“So that you may have hope” was the motto of the “2° Ökumenischer Kirchentag” (second ecumenical congress of the Churches in Germany), for which some 150,000 Christians of various denominations gathered in Munich from 12 to 16 May. The motto was chosen some time ago and no one could then have foreseen how relevant it was to the present time. For the Kirchentag was held in a situation of multiple crises: the financial and economic crisis; the crisis of the Euro and hence of European integration; and the crisis of the Catholic Church in terms of sexual abuse.As an effect of this latter crisis, the Catholic Church presented itself at the congress with its wound still open and with humility. The Pope too in his message to the Kirchentag urged the Catholic Church to be a “place of hope”. Ecumenism in Germany is no longer a bilateral question, but a multilateral experience, thanks to the strong involvement of Orthodox and other Churches. So the Kirchentag with its 3000 events was held under the auspices of no less than 17 Churches joined together in the ACK (Work Group of the Christian Churches) in Germany. The organization itself was largely in the hands of Evangelical and Catholic laity, though with a considerable and important collaboration of the Orthodox Churches – visible especially in the celebration of vespers and of the “artoklasia”, the liturgy of the blessed bread with some 20,000 participants, held in the open on Friday evening.Ecumenism has become “normal”, in the positive sense of the word.
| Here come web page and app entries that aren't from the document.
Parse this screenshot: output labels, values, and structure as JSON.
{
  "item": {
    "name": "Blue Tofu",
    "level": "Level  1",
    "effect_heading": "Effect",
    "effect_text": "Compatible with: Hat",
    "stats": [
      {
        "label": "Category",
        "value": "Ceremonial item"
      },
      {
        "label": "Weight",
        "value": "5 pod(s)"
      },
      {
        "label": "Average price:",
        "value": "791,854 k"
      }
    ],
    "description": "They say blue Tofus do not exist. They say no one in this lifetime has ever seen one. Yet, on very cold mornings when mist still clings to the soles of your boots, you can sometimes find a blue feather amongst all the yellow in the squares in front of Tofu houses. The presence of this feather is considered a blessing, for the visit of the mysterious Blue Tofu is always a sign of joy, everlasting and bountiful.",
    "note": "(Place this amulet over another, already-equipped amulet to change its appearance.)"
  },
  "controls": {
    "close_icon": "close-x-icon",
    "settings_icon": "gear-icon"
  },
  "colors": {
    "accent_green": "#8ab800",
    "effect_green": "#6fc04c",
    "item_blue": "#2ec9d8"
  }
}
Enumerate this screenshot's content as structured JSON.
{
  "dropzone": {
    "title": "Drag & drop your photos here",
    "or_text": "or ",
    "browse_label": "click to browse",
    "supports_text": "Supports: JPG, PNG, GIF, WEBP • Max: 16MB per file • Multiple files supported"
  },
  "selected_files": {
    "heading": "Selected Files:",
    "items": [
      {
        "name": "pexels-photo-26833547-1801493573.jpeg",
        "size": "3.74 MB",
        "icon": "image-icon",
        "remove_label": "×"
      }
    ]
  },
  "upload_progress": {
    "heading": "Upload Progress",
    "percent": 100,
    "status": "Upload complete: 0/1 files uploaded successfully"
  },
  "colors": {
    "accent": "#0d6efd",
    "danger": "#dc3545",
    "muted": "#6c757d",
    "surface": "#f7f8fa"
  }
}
There is no longer the idea of the other as a “stranger”, someone one must first get to know, as had perhaps been the case in the first ecumenical Kirchentag held in Berlin in 2003. In many fields cooperation and collaboration have become a tangible reality, in others they are gradually becoming one. In this “normality” it is up to the ecclesial movements to offer a solid spiritual basis.The Kirchentag did however help Christians to gain an awareness of their role and their importance in society and for society, not only in their home country but also in Europe and throughout the world. This was pointed out by Germany’s highest representatives (President Köhler and Chancellor Merkel). The Kirchentag has given hope in a triple direction: within the Churches, by encouraging Christians to bear witness to their faith in the contemporary world; in the ecumenical field, by showing a strong and profound will for communion; and in society, by offering points of guidance or “places of hope” as Benedict XVI has called them.
Kirchentag: meeting of the Christian Churches in Germany